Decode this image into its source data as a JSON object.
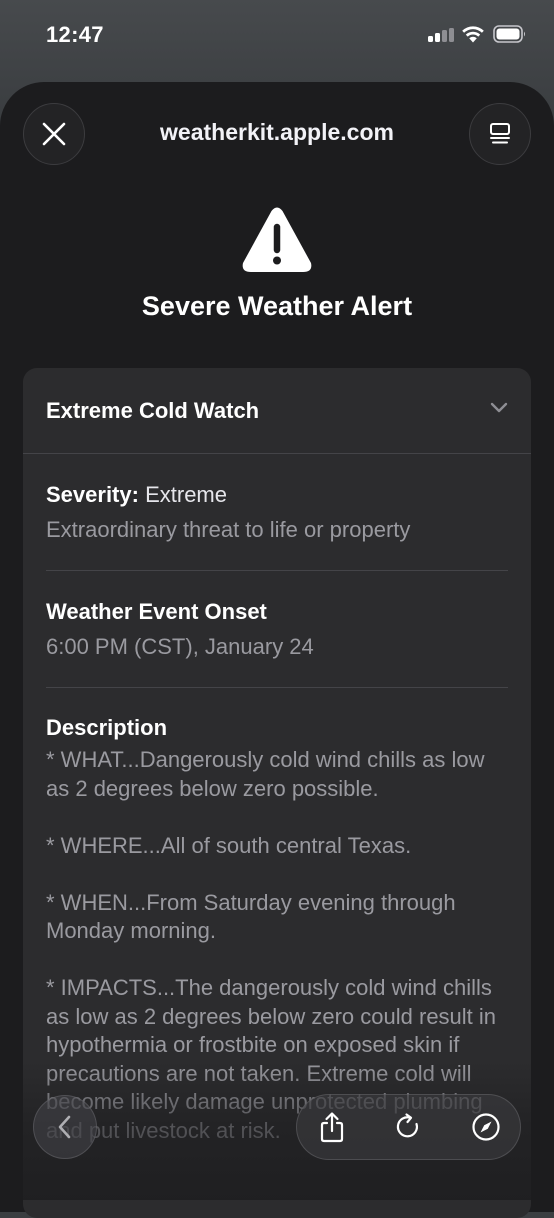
{
  "status_bar": {
    "time": "12:47",
    "signal_icon": "cellular-signal-icon",
    "wifi_icon": "wifi-icon",
    "battery_icon": "battery-icon"
  },
  "header": {
    "url": "weatherkit.apple.com",
    "close_icon": "close-icon",
    "reader_icon": "reader-mode-icon"
  },
  "alert": {
    "icon": "warning-triangle-icon",
    "title": "Severe Weather Alert"
  },
  "card": {
    "event_title": "Extreme Cold Watch",
    "chevron_icon": "chevron-down-icon",
    "severity": {
      "label": "Severity:",
      "value": "Extreme",
      "text": "Extraordinary threat to life or property"
    },
    "onset": {
      "label": "Weather Event Onset",
      "value": "6:00 PM (CST), January 24"
    },
    "description": {
      "label": "Description",
      "paragraphs": [
        "* WHAT...Dangerously cold wind chills as low as 2 degrees below zero possible.",
        "* WHERE...All of south central Texas.",
        "* WHEN...From Saturday evening through Monday morning.",
        "* IMPACTS...The dangerously cold wind chills as low as 2 degrees below zero could result in hypothermia or frostbite on exposed skin if precautions are not taken. Extreme cold will become likely damage unprotected plumbing and put livestock at risk."
      ]
    }
  },
  "toolbar": {
    "back_icon": "chevron-left-icon",
    "share_icon": "share-icon",
    "reload_icon": "reload-icon",
    "safari_icon": "compass-icon"
  },
  "colors": {
    "sheet_bg": "#1c1c1e",
    "card_bg": "#2c2c2e",
    "secondary_text": "#9a9aa0"
  }
}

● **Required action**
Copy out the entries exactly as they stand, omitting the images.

● **Solution**
Decode this image into its source data as a JSON object.
{
  "status_bar": {
    "time": "12:47",
    "signal_icon": "cellular-signal-icon",
    "wifi_icon": "wifi-icon",
    "battery_icon": "battery-icon"
  },
  "header": {
    "url": "weatherkit.apple.com",
    "close_icon": "close-icon",
    "reader_icon": "reader-mode-icon"
  },
  "alert": {
    "icon": "warning-triangle-icon",
    "title": "Severe Weather Alert"
  },
  "card": {
    "event_title": "Extreme Cold Watch",
    "chevron_icon": "chevron-down-icon",
    "severity": {
      "label": "Severity:",
      "value": "Extreme",
      "text": "Extraordinary threat to life or property"
    },
    "onset": {
      "label": "Weather Event Onset",
      "value": "6:00 PM (CST), January 24"
    },
    "description": {
      "label": "Description",
      "paragraphs": [
        "* WHAT...Dangerously cold wind chills as low as 2 degrees below zero possible.",
        "* WHERE...All of south central Texas.",
        "* WHEN...From Saturday evening through Monday morning.",
        "* IMPACTS...The dangerously cold wind chills as low as 2 degrees below zero could result in hypothermia or frostbite on exposed skin if precautions are not taken. Extreme cold will become likely damage unprotected plumbing and put livestock at risk."
      ]
    }
  },
  "toolbar": {
    "back_icon": "chevron-left-icon",
    "share_icon": "share-icon",
    "reload_icon": "reload-icon",
    "safari_icon": "compass-icon"
  },
  "colors": {
    "sheet_bg": "#1c1c1e",
    "card_bg": "#2c2c2e",
    "secondary_text": "#9a9aa0"
  }
}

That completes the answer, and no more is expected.